Melanoma

May is National Skin Cancer Awareness Month, and with summer right around the corner, it’s important to remember that exposure to ultraviolet (UV) radiation from the sun can increase your risk of developing skin cancer.

Melanoma is the third most common form of skin cancer. While it is often described as the most deadly type, in 90-95% of cases, it is found early, treated quickly and cured. 

“We are starting to cure melanoma, and it’s very exciting. We’re doing great things and hopefully people won’t have to die from this diagnosis anymore.”

The skin is the largest organ in the body, and skin cancer is the most common of all cancers. There are three main types of skin cancer: squamous cell carcinoma, basal cell carcinoma and melanoma. Of these, melanoma is the most dangerous.

Yes, you definitely do. While the cold winter months may not immediately bring to mind warmth and sunshine, ultraviolet (UV) rays still pose a risk and you need to apply sunscreen before heading outdoors, just like in the summer.

Because melanoma causes most skin cancer deaths in America — and the number continues to rise every year — you should understand what puts you at risk for the disease, how to lower your risk, and how to spot melanoma in its early stages, when it’s easier to treat.

A combination of two immunotherapy drugs shows promise in treating patients with skin cancer that has spread to the brain, according to a study published this week the New England Journal of Medicine.

In the age of digital information it can be hard to find trustworthy sources.
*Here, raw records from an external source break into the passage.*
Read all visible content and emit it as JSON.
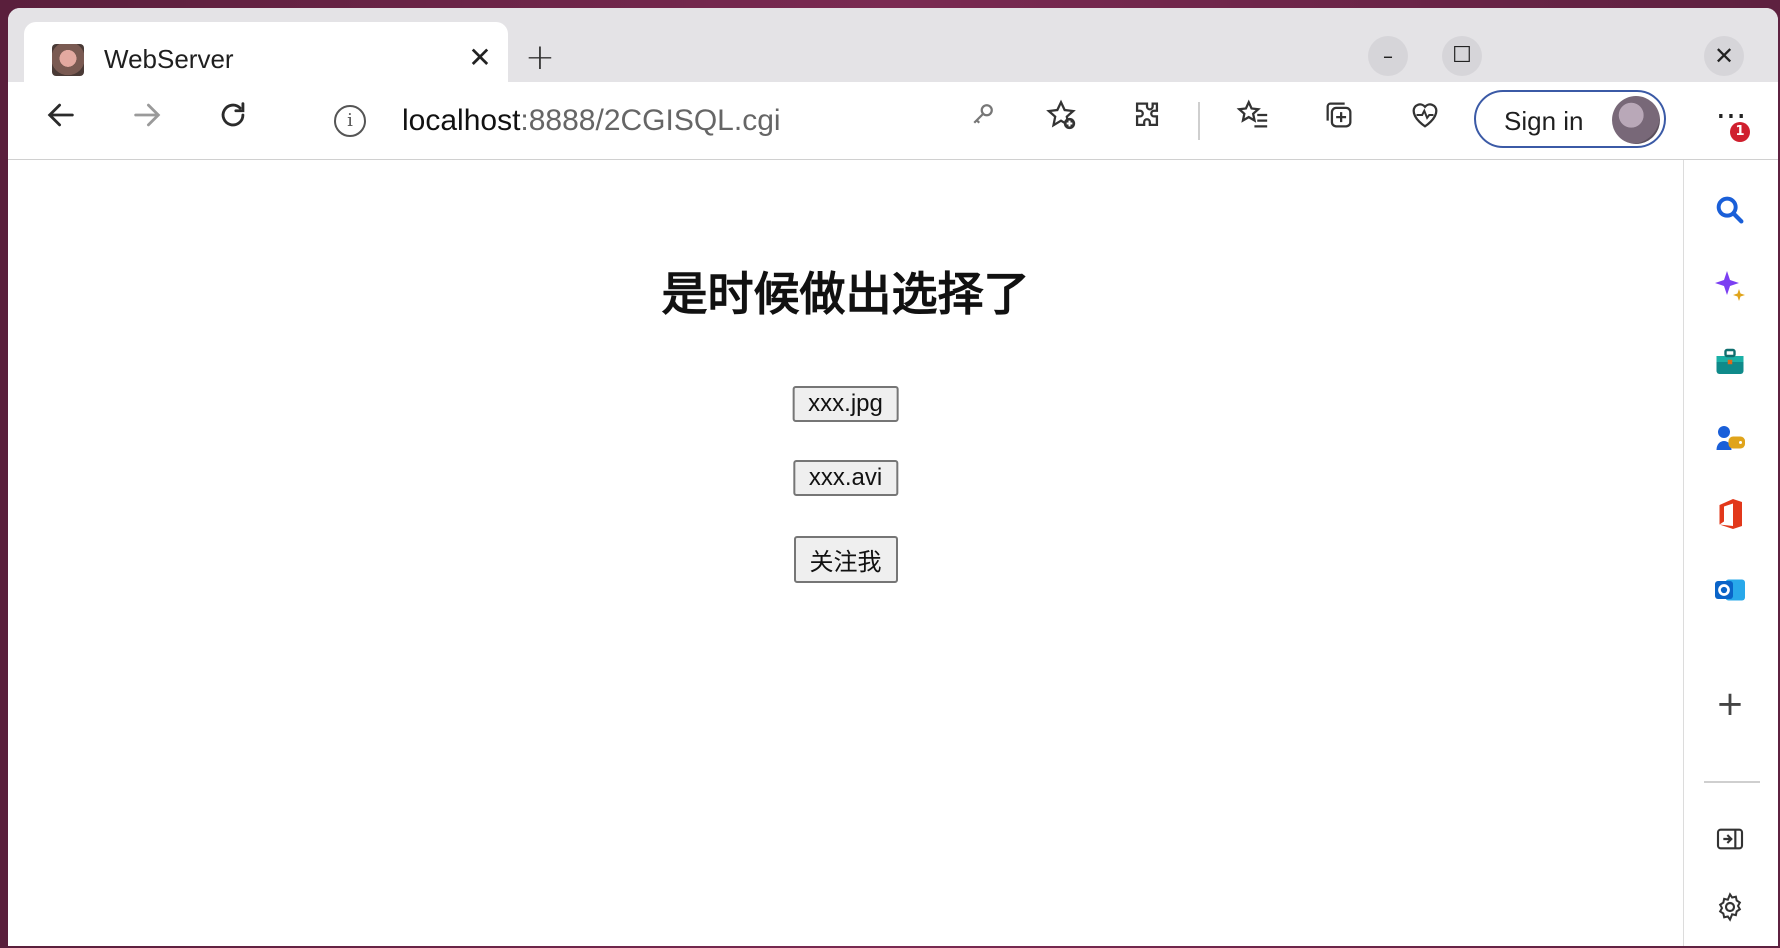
{
  "browser": {
    "tab": {
      "title": "WebServer"
    },
    "address": {
      "host": "localhost",
      "path": ":8888/2CGISQL.cgi"
    },
    "signin_label": "Sign in",
    "notification_count": "1"
  },
  "page": {
    "heading": "是时候做出选择了",
    "buttons": [
      "xxx.jpg",
      "xxx.avi",
      "关注我"
    ]
  },
  "colors": {
    "tabstrip_bg": "#e4e3e6",
    "signin_border": "#3b5aa6",
    "badge": "#d01f2e"
  },
  "icons": {
    "back": "arrow-left-icon",
    "forward": "arrow-right-icon",
    "refresh": "refresh-icon",
    "info": "info-icon",
    "password": "key-icon",
    "favorite_add": "star-add-icon",
    "extensions": "puzzle-icon",
    "favorites": "favorites-icon",
    "collections": "collections-icon",
    "performance": "heart-pulse-icon",
    "sidebar": [
      "search-icon",
      "copilot-icon",
      "briefcase-icon",
      "games-icon",
      "office-icon",
      "outlook-icon",
      "plus-icon",
      "sidebar-collapse-icon",
      "gear-icon"
    ]
  }
}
For any given topic there's a countless number of blogs, articles or videos clamoring for your attention with flashy headlines.

I’m not a tanning guy, but my day-to-day job is all outside. Leading up to my diagnosis, I never wore sunscreen. The biggest thing I learned throughout all of this is to not wait.

A new clinical trial open at Roswell Park Comprehensive Cancer Center is currently investigating whether beta blockers, which calm the body’s response to stress, can boost immunotherapy in patients with advanced melanoma.

Newer targeted treatments like immunotherapy have emerged in recent years and appear to be not only more effective than conventional therapy but also better tolerated, because unlike chemotherapy and radiation, these newer approaches are designed to kill cancer cells without damaging healthy ones.

“Initially, ovarian cancer, melanoma, and some sarcomas are the three main targets,” says Dr. Koya, “but the clinical trial is open for patients with other cancers who meet the eligibility requirements."